Integrated Tools vs. Collaborating Tools

time to read 3 min | 597 words

Daddy Starr has reponded to the latest discussion on TFS vs a mixture of tools, he points out that something that was missing from the discussion is...

This misses the entire point of a common development platform, which is a far more important value proposition than a feature set within a subsystem.  The ability to repeatedly drive software through to delivery using common standards of quality, completeness, performance, trace-ability, and transparency is invaluable to any organization.

Do you really think you can get all of that from cobbling together loosely coupled open source components?  Having been there and done that, I say, “No way.”

I agree with the first point, but disagree with the second. I can get this from a a set of components that I assemble together. It is not trivial, but it is not very hard either, and it is something that you need to do anyway.

Open source vs. Microsoft is a pointless debate not worthy of my time to explore.

Agreed, the discussion was being side tracked because I use OSS tools and gave examples from them, but I was mostly talking about the general idea of separate tools that collaborate for a cohesive whole.

The one thing about Team System that is met with the most doubt is the idea that the system is genuinely open. [...] For example, we already know that we can use CruiseControl.Net to run the builds instead of TFS build types.  We can use NUnit as the unit test framework instead of MSUnit.

And didn't you just lose the integrated benefits? Yes, I am aware that you can use CC.Net to work against TFS, and you can use NUnit to run tests, etc. But those aren't integrated into the product, you need to "cobble together" a solution that would give their output back into the system. How do you track build results now? How do you go from a build to the change set that triggered it?

The part that I seem to fail to explain is that I have looked at TFS, saw that it had major failings in Unit Testing, Continious Integration and Source Control, once I saw that, I was no longer interested in the integrated package.
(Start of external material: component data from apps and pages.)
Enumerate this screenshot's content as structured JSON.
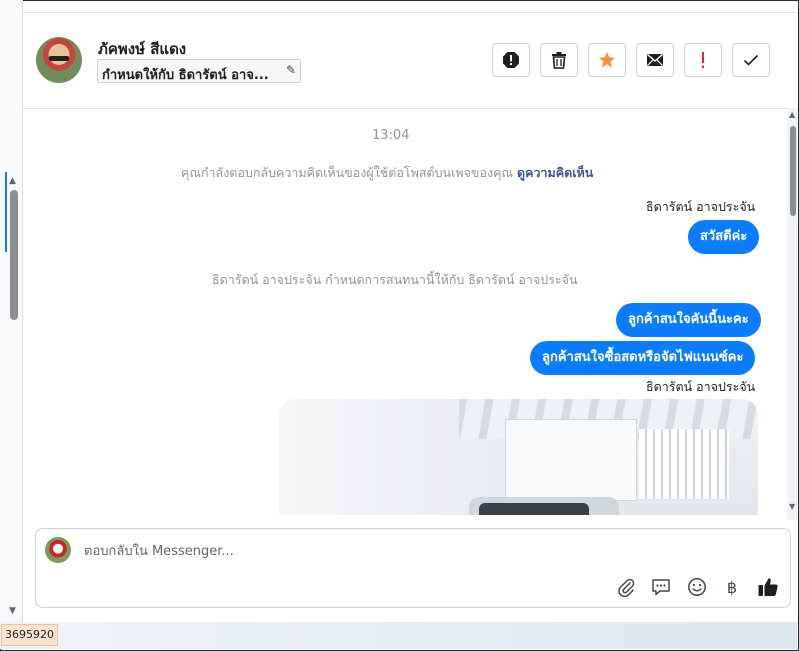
{
  "header": {
    "contact_name": "ภัคพงษ์ สีแดง",
    "assign_text": "กำหนดให้กับ ธิดารัตน์ อาจ...",
    "toolbar": {
      "spam_icon": "alert-octagon-icon",
      "delete_icon": "trash-icon",
      "star_icon": "star-icon",
      "unread_icon": "envelope-icon",
      "important_icon": "exclamation-icon",
      "done_icon": "check-icon"
    }
  },
  "conversation": {
    "timestamp": "13:04",
    "system_notice": "คุณกำลังตอบกลับความคิดเห็นของผู้ใช้ต่อโพสต์บนเพจของคุณ",
    "system_notice_link": "ดูความคิดเห็น",
    "sender_1": "ธิดารัตน์ อาจประจัน",
    "message_1": "สวัสดีค่ะ",
    "assign_notice": "ธิดารัตน์ อาจประจัน กำหนดการสนทนานี้ให้กับ ธิดารัตน์ อาจประจัน",
    "message_2": "ลูกค้าสนใจคันนี้นะคะ",
    "message_3": "ลูกค้าสนใจซื้อสดหรือจัดไฟแนนซ์คะ",
    "sender_2": "ธิดารัตน์ อาจประจัน"
  },
  "reply": {
    "placeholder": "ตอบกลับใน Messenger...",
    "icons": [
      "paperclip-icon",
      "chat-bubble-icon",
      "smiley-icon",
      "baht-icon",
      "thumbs-up-icon"
    ],
    "baht_symbol": "฿"
  },
  "footer": {
    "id_tag": "3695920"
  },
  "colors": {
    "bubble": "#0a7cff",
    "star": "#f7923b",
    "important": "#e41e3f",
    "link": "#385898"
  }
}
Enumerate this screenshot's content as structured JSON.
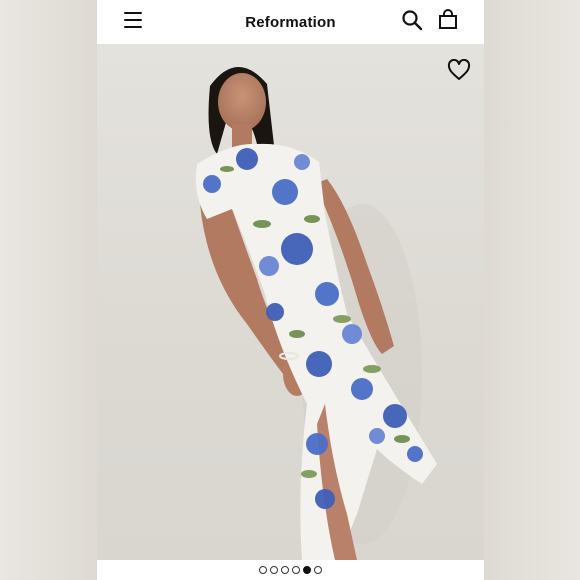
{
  "header": {
    "brand": "Reformation"
  },
  "icons": {
    "menu": "menu-icon",
    "search": "search-icon",
    "bag": "shopping-bag-icon",
    "favorite": "heart-icon"
  },
  "carousel": {
    "total": 6,
    "active_index": 4
  },
  "colors": {
    "brand_text": "#111111",
    "background": "#ffffff",
    "dress_blue": "#3f5fb8",
    "dress_green": "#6f8f4e"
  }
}
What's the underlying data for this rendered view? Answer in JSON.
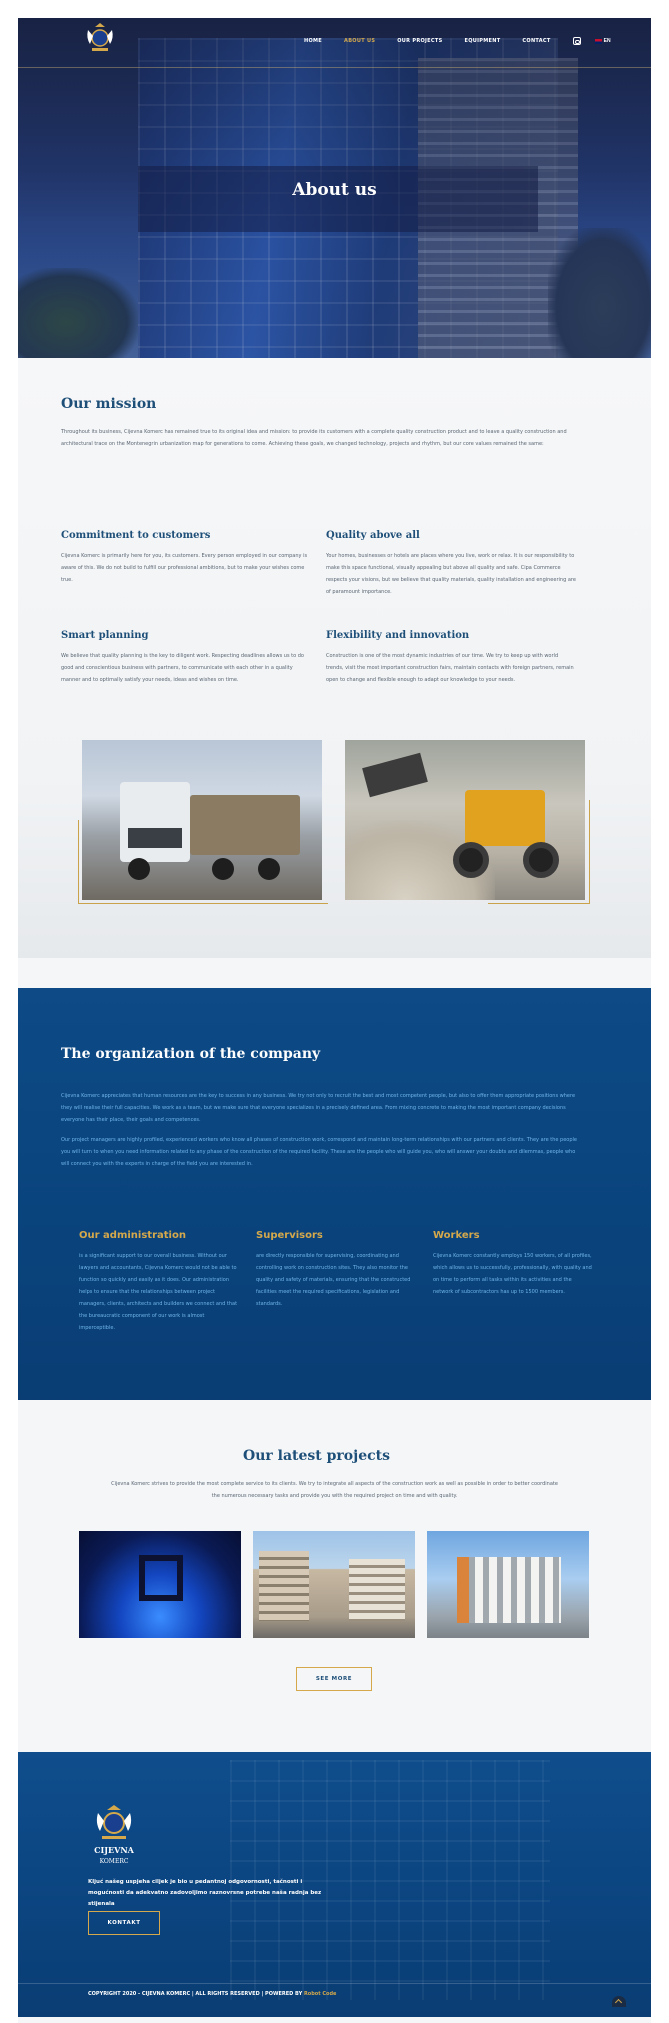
{
  "nav": {
    "items": [
      {
        "label": "HOME",
        "active": false
      },
      {
        "label": "ABOUT US",
        "active": true
      },
      {
        "label": "OUR PROJECTS",
        "active": false
      },
      {
        "label": "EQUIPMENT",
        "active": false
      },
      {
        "label": "CONTACT",
        "active": false
      }
    ],
    "instagram_icon": "instagram-icon",
    "language": "EN"
  },
  "hero": {
    "title": "About us"
  },
  "mission": {
    "title": "Our mission",
    "text": "Throughout its business, Cijevna Komerc has remained true to its original idea and mission: to provide its customers with a complete quality construction product and to leave a quality construction and architectural trace on the Montenegrin urbanization map for generations to come. Achieving these goals, we changed technology, projects and rhythm, but our core values remained the same:"
  },
  "features": [
    {
      "title": "Commitment to customers",
      "text": "Cijevna Komerc is primarily here for you, its customers. Every person employed in our company is aware of this. We do not build to fulfill our professional ambitions, but to make your wishes come true."
    },
    {
      "title": "Quality above all",
      "text": "Your homes, businesses or hotels are places where you live, work or relax. It is our responsibility to make this space functional, visually appealing but above all quality and safe. Cipa Commerce respects your visions, but we believe that quality materials, quality installation and engineering are of paramount importance."
    },
    {
      "title": "Smart planning",
      "text": "We believe that quality planning is the key to diligent work. Respecting deadlines allows us to do good and conscientious business with partners, to communicate with each other in a quality manner and to optimally satisfy your needs, ideas and wishes on time."
    },
    {
      "title": "Flexibility and innovation",
      "text": "Construction is one of the most dynamic industries of our time. We try to keep up with world trends, visit the most important construction fairs, maintain contacts with foreign partners, remain open to change and flexible enough to adapt our knowledge to your needs."
    }
  ],
  "organization": {
    "title": "The organization of the company",
    "p1": "Cijevna Komerc appreciates that human resources are the key to success in any business. We try not only to recruit the best and most competent people, but also to offer them appropriate positions where they will realise their full capacities. We work as a team, but we make sure that everyone specializes in a precisely defined area. From mixing concrete to making the most important company decisions everyone has their place, their goals and competences.",
    "p2": "Our project managers are highly profiled, experienced workers who know all phases of construction work, correspond and maintain long-term relationships with our partners and clients. They are the people you will turn to when you need information related to any phase of the construction of the required facility. These are the people who will guide you, who will answer your doubts and dilemmas, people who will connect you with the experts in charge of the field you are interested in.",
    "columns": [
      {
        "title": "Our administration",
        "text": "is a significant support to our overall business. Without our lawyers and accountants, Cijevna Komerc would not be able to function so quickly and easily as it does. Our administration helps to ensure that the relationships between project managers, clients, architects and builders we connect and that the bureaucratic component of our work is almost imperceptible."
      },
      {
        "title": "Supervisors",
        "text": "are directly responsible for supervising, coordinating and controlling work on construction sites. They also monitor the quality and safety of materials, ensuring that the constructed facilities meet the required specifications, legislation and standards."
      },
      {
        "title": "Workers",
        "text": "Cijevna Komerc constantly employs 150 workers, of all profiles, which allows us to successfully, professionally, with quality and on time to perform all tasks within its activities and the network of subcontractors has up to 1500 members."
      }
    ]
  },
  "projects": {
    "title": "Our latest projects",
    "text": "Cijevna Komerc strives to provide the most complete service to its clients. We try to integrate all aspects of the construction work as well as possible in order to better coordinate the numerous necessary tasks and provide you with the required project on time and with quality.",
    "see_more": "SEE MORE"
  },
  "footer": {
    "logo_text": "CIJEVNA KOMERC",
    "text": "Kljuć našeg uspjeha ciljek je bio u pedantnoj odgovornosti, tačnosti i mogućnosti da adekvatno zadovoljimo raznovrsne potrebe naša radnja bez stijenala",
    "button": "KONTAKT",
    "copyright": "COPYRIGHT 2020 - CIJEVNA KOMERC  |  ALL RIGHTS RESERVED  |  POWERED BY ",
    "powered_by": "Robot Code"
  },
  "colors": {
    "accent_gold": "#d4a84b",
    "primary_blue": "#1e4f78",
    "org_blue": "#0d4a86",
    "link_blue": "#6fb6ea"
  }
}
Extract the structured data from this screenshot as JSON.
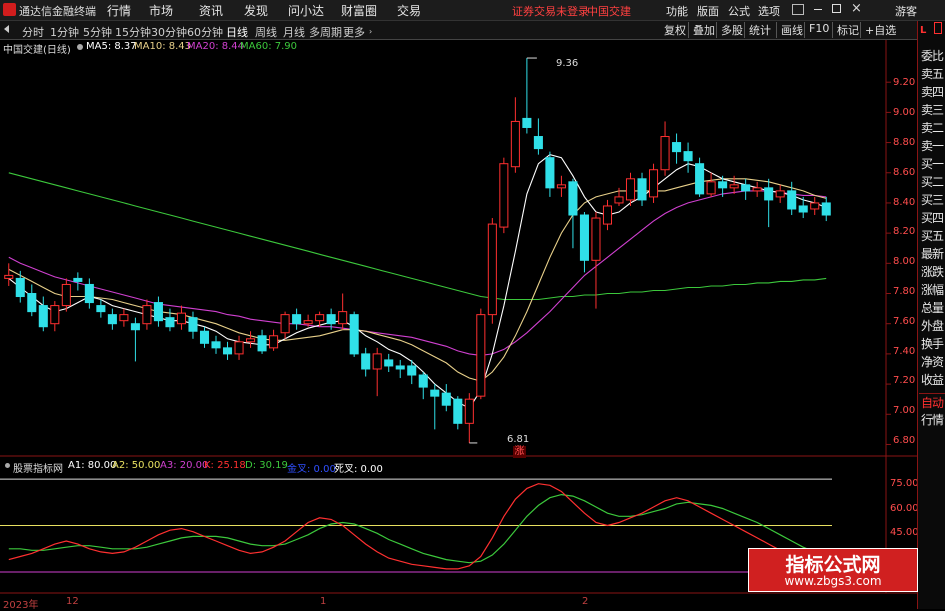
{
  "app": {
    "title": "通达信金融终端"
  },
  "menu": [
    "行情",
    "市场",
    "资讯",
    "发现",
    "问小达",
    "财富圈",
    "交易"
  ],
  "warning": {
    "trading": "证券交易未登录",
    "stock": "中国交建"
  },
  "menu_right": [
    "功能",
    "版面",
    "公式",
    "选项"
  ],
  "account": {
    "label": "游客"
  },
  "periods": [
    "分时",
    "1分钟",
    "5分钟",
    "15分钟",
    "30分钟",
    "60分钟",
    "日线",
    "周线",
    "月线",
    "多周期",
    "更多"
  ],
  "active_period": "日线",
  "toolbar": [
    "复权",
    "叠加",
    "多股",
    "统计",
    "画线",
    "F10",
    "标记",
    "+自选"
  ],
  "stock_label": "中国交建(日线)",
  "ma": [
    {
      "label": "MA5: 8.37",
      "color": "#ffffff"
    },
    {
      "label": "MA10: 8.43",
      "color": "#e8d08a"
    },
    {
      "label": "MA20: 8.44",
      "color": "#d040d0"
    },
    {
      "label": "MA60: 7.90",
      "color": "#3cc83c"
    }
  ],
  "price_axis": [
    "9.20",
    "9.00",
    "8.80",
    "8.60",
    "8.40",
    "8.20",
    "8.00",
    "7.80",
    "7.60",
    "7.40",
    "7.20",
    "7.00",
    "6.80"
  ],
  "high_marker": "9.36",
  "low_marker": "6.81",
  "low_flag": "涨",
  "indicator": {
    "name": "股票指标网",
    "items": [
      {
        "label": "A1: 80.00",
        "color": "#ffffff"
      },
      {
        "label": "A2: 50.00",
        "color": "#e8e060"
      },
      {
        "label": "A3: 20.00",
        "color": "#d040d0"
      },
      {
        "label": "K: 25.18",
        "color": "#ff3030"
      },
      {
        "label": "D: 30.19",
        "color": "#3cc83c"
      },
      {
        "label": "金叉: 0.00",
        "color": "#3050ff"
      },
      {
        "label": "死叉: 0.00",
        "color": "#ffffff"
      }
    ],
    "axis": [
      "75.00",
      "60.00",
      "45.00"
    ]
  },
  "dates": [
    "2023年",
    "12",
    "1",
    "2"
  ],
  "right_panel": {
    "top": "L",
    "items": [
      "委比",
      "卖五",
      "卖四",
      "卖三",
      "卖二",
      "卖一",
      "买一",
      "买二",
      "买三",
      "买四",
      "买五",
      "最新",
      "涨跌",
      "涨幅",
      "总量",
      "外盘",
      "换手",
      "净资",
      "收益"
    ],
    "tabs": [
      "自动",
      "行情"
    ]
  },
  "watermark": {
    "title": "指标公式网",
    "url": "www.zbgs3.com"
  },
  "chart_data": {
    "type": "candlestick",
    "title": "中国交建(日线)",
    "ylim": [
      6.75,
      9.4
    ],
    "last": {
      "MA5": 8.37,
      "MA10": 8.43,
      "MA20": 8.44,
      "MA60": 7.9
    },
    "high": 9.36,
    "low": 6.81,
    "candles": [
      [
        7.9,
        7.92,
        8.0,
        7.85
      ],
      [
        7.9,
        7.78,
        7.95,
        7.74
      ],
      [
        7.8,
        7.68,
        7.86,
        7.65
      ],
      [
        7.72,
        7.58,
        7.78,
        7.55
      ],
      [
        7.6,
        7.72,
        7.75,
        7.55
      ],
      [
        7.72,
        7.86,
        7.9,
        7.68
      ],
      [
        7.9,
        7.88,
        7.94,
        7.82
      ],
      [
        7.86,
        7.74,
        7.9,
        7.7
      ],
      [
        7.72,
        7.68,
        7.76,
        7.64
      ],
      [
        7.66,
        7.6,
        7.7,
        7.56
      ],
      [
        7.62,
        7.66,
        7.7,
        7.58
      ],
      [
        7.6,
        7.56,
        7.64,
        7.35
      ],
      [
        7.6,
        7.72,
        7.76,
        7.56
      ],
      [
        7.74,
        7.62,
        7.78,
        7.58
      ],
      [
        7.64,
        7.58,
        7.7,
        7.55
      ],
      [
        7.6,
        7.67,
        7.72,
        7.56
      ],
      [
        7.64,
        7.55,
        7.68,
        7.5
      ],
      [
        7.55,
        7.47,
        7.58,
        7.44
      ],
      [
        7.48,
        7.44,
        7.52,
        7.4
      ],
      [
        7.44,
        7.4,
        7.48,
        7.36
      ],
      [
        7.4,
        7.48,
        7.52,
        7.36
      ],
      [
        7.48,
        7.5,
        7.55,
        7.44
      ],
      [
        7.52,
        7.42,
        7.56,
        7.4
      ],
      [
        7.44,
        7.52,
        7.56,
        7.42
      ],
      [
        7.54,
        7.66,
        7.68,
        7.5
      ],
      [
        7.66,
        7.6,
        7.7,
        7.56
      ],
      [
        7.6,
        7.62,
        7.66,
        7.58
      ],
      [
        7.62,
        7.66,
        7.68,
        7.58
      ],
      [
        7.66,
        7.6,
        7.7,
        7.56
      ],
      [
        7.6,
        7.68,
        7.8,
        7.56
      ],
      [
        7.66,
        7.4,
        7.68,
        7.38
      ],
      [
        7.4,
        7.3,
        7.44,
        7.25
      ],
      [
        7.3,
        7.4,
        7.44,
        7.12
      ],
      [
        7.36,
        7.32,
        7.4,
        7.28
      ],
      [
        7.32,
        7.3,
        7.36,
        7.24
      ],
      [
        7.32,
        7.26,
        7.36,
        7.2
      ],
      [
        7.26,
        7.18,
        7.28,
        7.1
      ],
      [
        7.16,
        7.12,
        7.2,
        6.9
      ],
      [
        7.14,
        7.06,
        7.2,
        7.02
      ],
      [
        7.1,
        6.94,
        7.12,
        6.9
      ],
      [
        6.94,
        7.1,
        7.14,
        6.81
      ],
      [
        7.12,
        7.66,
        7.7,
        7.1
      ],
      [
        7.66,
        8.26,
        8.3,
        7.6
      ],
      [
        8.24,
        8.66,
        8.7,
        8.2
      ],
      [
        8.64,
        8.94,
        9.1,
        8.6
      ],
      [
        8.96,
        8.9,
        9.36,
        8.86
      ],
      [
        8.84,
        8.76,
        8.96,
        8.72
      ],
      [
        8.7,
        8.5,
        8.74,
        8.44
      ],
      [
        8.5,
        8.52,
        8.58,
        8.44
      ],
      [
        8.54,
        8.32,
        8.56,
        8.1
      ],
      [
        8.32,
        8.02,
        8.34,
        7.94
      ],
      [
        8.02,
        8.3,
        8.34,
        7.7
      ],
      [
        8.26,
        8.38,
        8.42,
        8.22
      ],
      [
        8.4,
        8.44,
        8.5,
        8.38
      ],
      [
        8.42,
        8.56,
        8.6,
        8.38
      ],
      [
        8.56,
        8.42,
        8.6,
        8.38
      ],
      [
        8.44,
        8.62,
        8.66,
        8.4
      ],
      [
        8.62,
        8.84,
        8.94,
        8.58
      ],
      [
        8.8,
        8.74,
        8.86,
        8.66
      ],
      [
        8.74,
        8.68,
        8.8,
        8.6
      ],
      [
        8.66,
        8.46,
        8.7,
        8.44
      ],
      [
        8.46,
        8.54,
        8.6,
        8.44
      ],
      [
        8.54,
        8.5,
        8.58,
        8.44
      ],
      [
        8.5,
        8.52,
        8.58,
        8.46
      ],
      [
        8.52,
        8.48,
        8.56,
        8.42
      ],
      [
        8.48,
        8.5,
        8.54,
        8.44
      ],
      [
        8.5,
        8.42,
        8.56,
        8.24
      ],
      [
        8.44,
        8.48,
        8.52,
        8.4
      ],
      [
        8.48,
        8.36,
        8.54,
        8.32
      ],
      [
        8.38,
        8.34,
        8.44,
        8.3
      ],
      [
        8.36,
        8.4,
        8.44,
        8.32
      ],
      [
        8.4,
        8.32,
        8.44,
        8.28
      ]
    ],
    "ma5": [
      7.9,
      7.84,
      7.78,
      7.72,
      7.68,
      7.7,
      7.74,
      7.78,
      7.76,
      7.72,
      7.7,
      7.68,
      7.66,
      7.64,
      7.62,
      7.62,
      7.6,
      7.58,
      7.55,
      7.5,
      7.48,
      7.47,
      7.46,
      7.46,
      7.5,
      7.54,
      7.57,
      7.59,
      7.61,
      7.62,
      7.58,
      7.52,
      7.48,
      7.43,
      7.4,
      7.35,
      7.28,
      7.2,
      7.14,
      7.08,
      7.04,
      7.16,
      7.4,
      7.72,
      8.08,
      8.46,
      8.66,
      8.72,
      8.7,
      8.58,
      8.44,
      8.34,
      8.32,
      8.34,
      8.4,
      8.44,
      8.5,
      8.56,
      8.62,
      8.66,
      8.64,
      8.6,
      8.56,
      8.54,
      8.52,
      8.5,
      8.48,
      8.47,
      8.45,
      8.42,
      8.4,
      8.37
    ],
    "ma10": [
      7.96,
      7.92,
      7.88,
      7.84,
      7.8,
      7.78,
      7.78,
      7.78,
      7.77,
      7.76,
      7.74,
      7.72,
      7.7,
      7.68,
      7.67,
      7.66,
      7.64,
      7.62,
      7.6,
      7.57,
      7.54,
      7.52,
      7.5,
      7.49,
      7.49,
      7.5,
      7.51,
      7.52,
      7.54,
      7.56,
      7.56,
      7.55,
      7.53,
      7.51,
      7.49,
      7.46,
      7.42,
      7.38,
      7.34,
      7.28,
      7.24,
      7.22,
      7.28,
      7.38,
      7.52,
      7.68,
      7.86,
      8.04,
      8.2,
      8.32,
      8.4,
      8.44,
      8.46,
      8.48,
      8.48,
      8.48,
      8.48,
      8.48,
      8.5,
      8.52,
      8.54,
      8.55,
      8.56,
      8.56,
      8.56,
      8.55,
      8.54,
      8.52,
      8.5,
      8.48,
      8.45,
      8.43
    ],
    "ma20": [
      8.04,
      8.0,
      7.97,
      7.94,
      7.91,
      7.89,
      7.87,
      7.85,
      7.83,
      7.81,
      7.79,
      7.77,
      7.75,
      7.73,
      7.72,
      7.71,
      7.7,
      7.69,
      7.68,
      7.66,
      7.65,
      7.63,
      7.62,
      7.61,
      7.6,
      7.6,
      7.59,
      7.58,
      7.58,
      7.57,
      7.56,
      7.55,
      7.54,
      7.53,
      7.52,
      7.51,
      7.49,
      7.47,
      7.45,
      7.42,
      7.4,
      7.39,
      7.4,
      7.43,
      7.48,
      7.54,
      7.61,
      7.68,
      7.76,
      7.84,
      7.92,
      7.98,
      8.04,
      8.1,
      8.16,
      8.22,
      8.28,
      8.33,
      8.37,
      8.4,
      8.42,
      8.44,
      8.46,
      8.47,
      8.48,
      8.48,
      8.48,
      8.47,
      8.46,
      8.45,
      8.45,
      8.44
    ],
    "ma60": [
      8.6,
      8.58,
      8.56,
      8.54,
      8.52,
      8.5,
      8.48,
      8.46,
      8.44,
      8.42,
      8.4,
      8.38,
      8.36,
      8.34,
      8.32,
      8.3,
      8.28,
      8.26,
      8.24,
      8.22,
      8.2,
      8.18,
      8.16,
      8.14,
      8.12,
      8.1,
      8.08,
      8.06,
      8.04,
      8.02,
      8.0,
      7.98,
      7.96,
      7.94,
      7.92,
      7.9,
      7.88,
      7.86,
      7.84,
      7.82,
      7.8,
      7.78,
      7.77,
      7.76,
      7.76,
      7.76,
      7.76,
      7.77,
      7.78,
      7.78,
      7.79,
      7.79,
      7.8,
      7.8,
      7.81,
      7.81,
      7.82,
      7.82,
      7.83,
      7.84,
      7.84,
      7.85,
      7.85,
      7.86,
      7.86,
      7.87,
      7.87,
      7.88,
      7.88,
      7.89,
      7.89,
      7.9
    ],
    "indicator_ylim": [
      20,
      82
    ],
    "levels": {
      "A1": 80,
      "A2": 50,
      "A3": 20
    },
    "K": [
      28,
      30,
      32,
      35,
      38,
      40,
      38,
      35,
      33,
      32,
      33,
      36,
      40,
      44,
      47,
      48,
      46,
      43,
      40,
      37,
      34,
      32,
      33,
      36,
      40,
      46,
      52,
      55,
      54,
      50,
      44,
      38,
      33,
      29,
      27,
      25,
      24,
      23,
      22,
      22,
      24,
      30,
      42,
      56,
      67,
      74,
      77,
      76,
      72,
      65,
      58,
      52,
      50,
      52,
      55,
      58,
      62,
      66,
      68,
      66,
      62,
      58,
      54,
      50,
      46,
      42,
      38,
      34,
      31,
      28,
      26,
      25
    ],
    "D": [
      35,
      35,
      34,
      34,
      35,
      36,
      37,
      37,
      36,
      35,
      35,
      35,
      36,
      38,
      40,
      42,
      43,
      43,
      43,
      42,
      40,
      38,
      37,
      37,
      38,
      41,
      44,
      48,
      51,
      52,
      51,
      48,
      45,
      41,
      38,
      35,
      32,
      30,
      28,
      27,
      26,
      27,
      31,
      38,
      47,
      56,
      63,
      68,
      70,
      69,
      66,
      62,
      58,
      56,
      56,
      57,
      59,
      61,
      64,
      65,
      64,
      63,
      61,
      58,
      55,
      52,
      48,
      44,
      40,
      36,
      33,
      30
    ]
  }
}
And if I am not interested in the integrated package, what does TFS has to offer me? Not much that I can't get from somewhere else, frankly.

Aren’t we tired of arguing about source control systems and defect tracking? 

Remind me not to mention the Vi vs. Emacs discussion, then :-)